Journal 8, August 2002pages: 583-589
Background: Patients with multivessel coronary artery disease are candidates for either angioplasty and stenting or coronary artery bypass grafting. A prospective randomized study designed to compare the both methods included only a minority of the eligible patients.
Objective: To compare coronary artery bypass grafting to angioplasty plus stenting in patients with multivessel disease who declined randomization to a multicenter study (the ARTS).
Methods: During 1997-98 we prospectively followed 96 consecutive patients who were eligible according to the ARTS criteria but refused randomization. Of these patients, 50 underwent angioplasty + stenting and 46 underwent coronary bypass surgery. We compared the incidence of major adverse cardiac and cerebral events, chest pain recurrence, quality of life and procedural cost during the first 6 months.
Results: All procedures were completed successfully without mortality or cerebral events. The rate of Q-wave myocardial infarction was 2% in the AS group vs. 0% in the CABG group (not significant). Minor complications occurred in 7 patients (14%) in the AS group and in 21 patients (45%) in the CABG group (P < 0.01). At 6 months follow-up the incidence of major cardiac and cerebral events was similar in both groups (11% and 4% in the AS and CABG groups respectively, P=NS). Seventeen patients (36%) in the AS group required repeat revascularization compared to only 3 (7%) in the CABG group (P=0.002). Nevertheless, quality of life was better, hospitalization was shorter and the cost was lower during the first 6 months after angioplasty.
Conclusion: Angioplasty with stenting compared to coronary bypass surgery in patients with multivessel disease resulted in similar short-term major complications.
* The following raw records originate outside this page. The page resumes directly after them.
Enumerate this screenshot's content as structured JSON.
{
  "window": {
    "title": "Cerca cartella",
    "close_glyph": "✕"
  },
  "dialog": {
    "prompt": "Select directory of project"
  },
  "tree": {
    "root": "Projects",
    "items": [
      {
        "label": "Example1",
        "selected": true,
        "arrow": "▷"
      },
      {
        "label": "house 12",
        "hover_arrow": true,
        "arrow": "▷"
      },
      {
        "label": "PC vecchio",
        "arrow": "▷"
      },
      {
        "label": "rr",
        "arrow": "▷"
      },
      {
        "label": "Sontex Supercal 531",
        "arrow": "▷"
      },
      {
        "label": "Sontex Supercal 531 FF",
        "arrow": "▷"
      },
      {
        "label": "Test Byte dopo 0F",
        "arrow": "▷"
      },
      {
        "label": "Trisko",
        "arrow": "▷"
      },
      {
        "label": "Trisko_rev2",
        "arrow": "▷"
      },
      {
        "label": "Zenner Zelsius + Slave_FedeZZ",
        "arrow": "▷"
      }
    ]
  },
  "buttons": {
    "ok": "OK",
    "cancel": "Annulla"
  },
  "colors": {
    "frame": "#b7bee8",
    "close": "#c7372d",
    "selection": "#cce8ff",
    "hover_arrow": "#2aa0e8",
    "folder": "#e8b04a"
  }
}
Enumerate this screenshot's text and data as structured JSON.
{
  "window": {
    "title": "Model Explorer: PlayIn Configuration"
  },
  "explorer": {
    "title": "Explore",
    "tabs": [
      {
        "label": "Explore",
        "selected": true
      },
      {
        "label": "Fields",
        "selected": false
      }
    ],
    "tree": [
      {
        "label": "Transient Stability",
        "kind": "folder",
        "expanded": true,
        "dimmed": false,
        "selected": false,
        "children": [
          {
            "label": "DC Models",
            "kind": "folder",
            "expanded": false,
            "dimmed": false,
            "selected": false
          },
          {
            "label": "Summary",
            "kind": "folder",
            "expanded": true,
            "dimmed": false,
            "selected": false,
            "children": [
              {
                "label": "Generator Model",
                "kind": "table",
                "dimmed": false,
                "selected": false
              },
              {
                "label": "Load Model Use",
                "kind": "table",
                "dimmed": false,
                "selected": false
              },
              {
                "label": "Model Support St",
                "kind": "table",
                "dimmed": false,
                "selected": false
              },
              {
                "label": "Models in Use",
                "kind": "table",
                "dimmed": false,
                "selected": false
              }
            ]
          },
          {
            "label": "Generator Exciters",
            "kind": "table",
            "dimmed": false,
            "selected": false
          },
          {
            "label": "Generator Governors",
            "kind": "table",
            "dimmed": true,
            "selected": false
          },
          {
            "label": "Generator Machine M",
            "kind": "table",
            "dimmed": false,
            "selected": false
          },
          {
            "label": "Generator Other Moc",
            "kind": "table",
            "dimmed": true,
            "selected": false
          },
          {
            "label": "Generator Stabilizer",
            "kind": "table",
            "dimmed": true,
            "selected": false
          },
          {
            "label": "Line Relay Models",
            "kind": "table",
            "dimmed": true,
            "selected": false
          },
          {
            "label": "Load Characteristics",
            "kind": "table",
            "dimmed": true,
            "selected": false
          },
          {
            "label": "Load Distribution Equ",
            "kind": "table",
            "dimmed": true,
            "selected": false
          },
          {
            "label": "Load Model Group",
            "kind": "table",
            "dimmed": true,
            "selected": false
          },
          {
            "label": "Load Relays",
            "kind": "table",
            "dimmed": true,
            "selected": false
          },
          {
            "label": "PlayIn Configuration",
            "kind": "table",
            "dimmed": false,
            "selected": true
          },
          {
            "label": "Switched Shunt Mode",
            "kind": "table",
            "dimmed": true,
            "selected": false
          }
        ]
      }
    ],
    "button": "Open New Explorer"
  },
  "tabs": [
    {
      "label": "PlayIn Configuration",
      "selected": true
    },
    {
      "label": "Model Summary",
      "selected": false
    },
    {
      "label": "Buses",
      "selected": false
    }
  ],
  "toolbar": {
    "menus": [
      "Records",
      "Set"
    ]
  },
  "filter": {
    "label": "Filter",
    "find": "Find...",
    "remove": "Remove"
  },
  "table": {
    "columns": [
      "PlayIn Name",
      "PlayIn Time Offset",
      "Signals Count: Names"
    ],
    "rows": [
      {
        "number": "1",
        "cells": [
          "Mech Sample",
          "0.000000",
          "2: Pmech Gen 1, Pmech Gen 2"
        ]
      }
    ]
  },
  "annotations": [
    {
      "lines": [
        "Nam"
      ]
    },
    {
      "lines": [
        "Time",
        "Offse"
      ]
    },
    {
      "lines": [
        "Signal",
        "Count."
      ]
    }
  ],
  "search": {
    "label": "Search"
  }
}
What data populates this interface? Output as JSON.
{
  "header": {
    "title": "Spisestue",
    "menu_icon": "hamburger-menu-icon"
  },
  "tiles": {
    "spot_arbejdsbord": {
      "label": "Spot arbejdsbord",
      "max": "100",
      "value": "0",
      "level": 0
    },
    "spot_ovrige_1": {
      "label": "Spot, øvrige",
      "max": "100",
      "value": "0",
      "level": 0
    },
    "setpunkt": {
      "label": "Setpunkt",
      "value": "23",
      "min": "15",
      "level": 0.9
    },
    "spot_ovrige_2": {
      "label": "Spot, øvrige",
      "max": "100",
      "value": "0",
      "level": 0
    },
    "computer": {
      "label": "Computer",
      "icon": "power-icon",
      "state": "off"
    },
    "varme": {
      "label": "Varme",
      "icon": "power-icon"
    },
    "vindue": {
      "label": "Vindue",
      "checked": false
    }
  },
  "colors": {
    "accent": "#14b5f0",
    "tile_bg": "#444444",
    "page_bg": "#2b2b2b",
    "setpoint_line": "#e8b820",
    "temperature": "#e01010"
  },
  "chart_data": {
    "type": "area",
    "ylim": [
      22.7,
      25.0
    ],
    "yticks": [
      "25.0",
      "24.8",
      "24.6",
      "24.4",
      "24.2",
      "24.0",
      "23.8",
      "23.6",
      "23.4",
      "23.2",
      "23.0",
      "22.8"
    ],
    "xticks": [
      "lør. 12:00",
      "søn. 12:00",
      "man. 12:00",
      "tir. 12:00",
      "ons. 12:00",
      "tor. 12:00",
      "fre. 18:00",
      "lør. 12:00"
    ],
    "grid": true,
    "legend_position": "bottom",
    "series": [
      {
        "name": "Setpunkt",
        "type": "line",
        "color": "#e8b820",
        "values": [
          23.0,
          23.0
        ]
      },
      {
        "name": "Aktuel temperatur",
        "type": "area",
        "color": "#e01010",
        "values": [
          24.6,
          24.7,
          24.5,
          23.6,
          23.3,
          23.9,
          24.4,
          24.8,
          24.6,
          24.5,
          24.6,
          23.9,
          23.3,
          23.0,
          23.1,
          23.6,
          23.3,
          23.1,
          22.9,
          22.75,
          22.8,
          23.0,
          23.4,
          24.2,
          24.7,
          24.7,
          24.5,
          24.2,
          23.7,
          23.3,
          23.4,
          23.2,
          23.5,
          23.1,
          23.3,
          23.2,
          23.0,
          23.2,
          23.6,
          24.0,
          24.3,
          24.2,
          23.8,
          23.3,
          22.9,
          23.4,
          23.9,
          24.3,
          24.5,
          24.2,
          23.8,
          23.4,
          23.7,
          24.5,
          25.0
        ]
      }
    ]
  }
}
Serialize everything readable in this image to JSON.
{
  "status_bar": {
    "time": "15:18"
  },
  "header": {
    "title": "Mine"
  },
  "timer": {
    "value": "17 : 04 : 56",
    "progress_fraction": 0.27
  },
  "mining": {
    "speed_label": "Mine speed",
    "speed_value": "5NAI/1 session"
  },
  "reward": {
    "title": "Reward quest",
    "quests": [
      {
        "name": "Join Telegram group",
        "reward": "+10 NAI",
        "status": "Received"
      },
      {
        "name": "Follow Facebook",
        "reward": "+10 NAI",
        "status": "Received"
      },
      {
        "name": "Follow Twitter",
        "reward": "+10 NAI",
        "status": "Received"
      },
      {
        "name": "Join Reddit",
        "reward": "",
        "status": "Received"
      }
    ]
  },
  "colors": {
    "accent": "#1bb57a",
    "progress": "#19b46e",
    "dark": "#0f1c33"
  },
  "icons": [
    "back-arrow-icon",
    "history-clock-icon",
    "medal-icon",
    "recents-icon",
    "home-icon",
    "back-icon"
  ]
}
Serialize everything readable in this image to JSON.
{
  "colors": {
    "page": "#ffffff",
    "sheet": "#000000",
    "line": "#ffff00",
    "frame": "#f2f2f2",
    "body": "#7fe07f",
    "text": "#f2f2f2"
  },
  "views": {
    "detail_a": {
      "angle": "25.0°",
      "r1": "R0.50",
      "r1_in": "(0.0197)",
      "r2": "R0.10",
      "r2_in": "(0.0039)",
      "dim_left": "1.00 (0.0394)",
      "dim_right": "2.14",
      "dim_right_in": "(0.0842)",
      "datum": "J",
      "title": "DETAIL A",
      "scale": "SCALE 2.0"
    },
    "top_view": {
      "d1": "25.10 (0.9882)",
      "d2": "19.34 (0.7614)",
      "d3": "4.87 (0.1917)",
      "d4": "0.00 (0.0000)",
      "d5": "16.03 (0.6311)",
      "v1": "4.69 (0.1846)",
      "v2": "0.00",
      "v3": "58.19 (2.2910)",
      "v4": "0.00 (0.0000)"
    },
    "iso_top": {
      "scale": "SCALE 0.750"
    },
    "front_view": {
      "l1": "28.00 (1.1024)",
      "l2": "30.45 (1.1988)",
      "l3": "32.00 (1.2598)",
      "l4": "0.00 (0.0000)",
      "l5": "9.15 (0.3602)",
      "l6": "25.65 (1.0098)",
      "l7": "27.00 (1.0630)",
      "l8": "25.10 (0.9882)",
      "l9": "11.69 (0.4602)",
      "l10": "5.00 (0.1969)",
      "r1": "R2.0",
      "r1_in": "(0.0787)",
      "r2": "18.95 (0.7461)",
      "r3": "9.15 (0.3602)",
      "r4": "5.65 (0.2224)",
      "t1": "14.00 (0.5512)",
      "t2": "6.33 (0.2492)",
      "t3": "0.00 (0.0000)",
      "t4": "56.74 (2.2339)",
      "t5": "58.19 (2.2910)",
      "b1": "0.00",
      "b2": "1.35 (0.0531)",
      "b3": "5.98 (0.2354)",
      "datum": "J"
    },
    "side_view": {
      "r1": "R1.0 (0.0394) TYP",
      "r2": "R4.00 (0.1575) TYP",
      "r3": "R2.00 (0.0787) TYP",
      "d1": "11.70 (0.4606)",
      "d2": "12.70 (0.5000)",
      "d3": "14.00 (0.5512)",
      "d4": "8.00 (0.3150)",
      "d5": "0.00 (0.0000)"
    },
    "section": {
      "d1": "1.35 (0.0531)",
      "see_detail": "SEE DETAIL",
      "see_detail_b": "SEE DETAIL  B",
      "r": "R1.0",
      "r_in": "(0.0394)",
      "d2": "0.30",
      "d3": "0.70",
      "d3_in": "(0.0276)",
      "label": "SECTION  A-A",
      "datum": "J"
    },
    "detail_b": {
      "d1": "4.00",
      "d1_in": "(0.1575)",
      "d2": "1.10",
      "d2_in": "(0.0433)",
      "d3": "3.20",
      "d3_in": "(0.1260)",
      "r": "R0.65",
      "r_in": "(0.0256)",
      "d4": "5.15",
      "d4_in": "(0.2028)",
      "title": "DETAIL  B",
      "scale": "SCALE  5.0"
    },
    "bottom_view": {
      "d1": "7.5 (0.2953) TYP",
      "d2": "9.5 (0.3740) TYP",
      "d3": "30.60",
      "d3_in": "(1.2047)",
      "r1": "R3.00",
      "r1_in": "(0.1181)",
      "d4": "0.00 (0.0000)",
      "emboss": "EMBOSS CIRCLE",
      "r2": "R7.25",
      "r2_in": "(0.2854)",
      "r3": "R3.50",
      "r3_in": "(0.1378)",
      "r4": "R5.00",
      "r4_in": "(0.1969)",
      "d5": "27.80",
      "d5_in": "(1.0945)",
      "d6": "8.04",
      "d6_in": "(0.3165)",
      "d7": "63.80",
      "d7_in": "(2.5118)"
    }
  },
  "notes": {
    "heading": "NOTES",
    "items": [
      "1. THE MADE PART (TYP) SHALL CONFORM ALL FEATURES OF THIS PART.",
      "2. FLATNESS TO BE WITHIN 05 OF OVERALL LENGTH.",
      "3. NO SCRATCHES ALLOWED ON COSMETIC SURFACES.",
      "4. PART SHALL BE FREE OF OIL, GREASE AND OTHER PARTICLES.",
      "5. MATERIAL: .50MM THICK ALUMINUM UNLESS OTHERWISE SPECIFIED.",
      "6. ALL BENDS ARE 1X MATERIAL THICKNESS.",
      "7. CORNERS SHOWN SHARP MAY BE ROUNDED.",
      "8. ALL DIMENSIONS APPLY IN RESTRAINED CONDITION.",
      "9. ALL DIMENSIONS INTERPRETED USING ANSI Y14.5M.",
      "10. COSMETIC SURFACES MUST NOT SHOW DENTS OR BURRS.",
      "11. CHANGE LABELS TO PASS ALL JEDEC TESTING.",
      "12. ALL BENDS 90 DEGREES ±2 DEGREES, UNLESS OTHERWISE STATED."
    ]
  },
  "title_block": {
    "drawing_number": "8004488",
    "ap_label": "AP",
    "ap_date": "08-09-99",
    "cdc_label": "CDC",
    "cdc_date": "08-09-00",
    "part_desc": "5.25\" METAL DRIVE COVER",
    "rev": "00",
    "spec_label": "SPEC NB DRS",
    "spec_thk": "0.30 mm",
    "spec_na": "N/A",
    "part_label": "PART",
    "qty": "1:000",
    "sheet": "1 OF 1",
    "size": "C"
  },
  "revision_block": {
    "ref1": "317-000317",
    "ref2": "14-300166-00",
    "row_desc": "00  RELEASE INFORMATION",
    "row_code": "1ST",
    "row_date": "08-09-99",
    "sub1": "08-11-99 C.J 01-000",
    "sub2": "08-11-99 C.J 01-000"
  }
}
However, 36% of patients undergoing angioplasty may need further revascularization procedures during the first 6 months.
 AS = angioplasty + stenting
 CABG = coronary artery bypass graft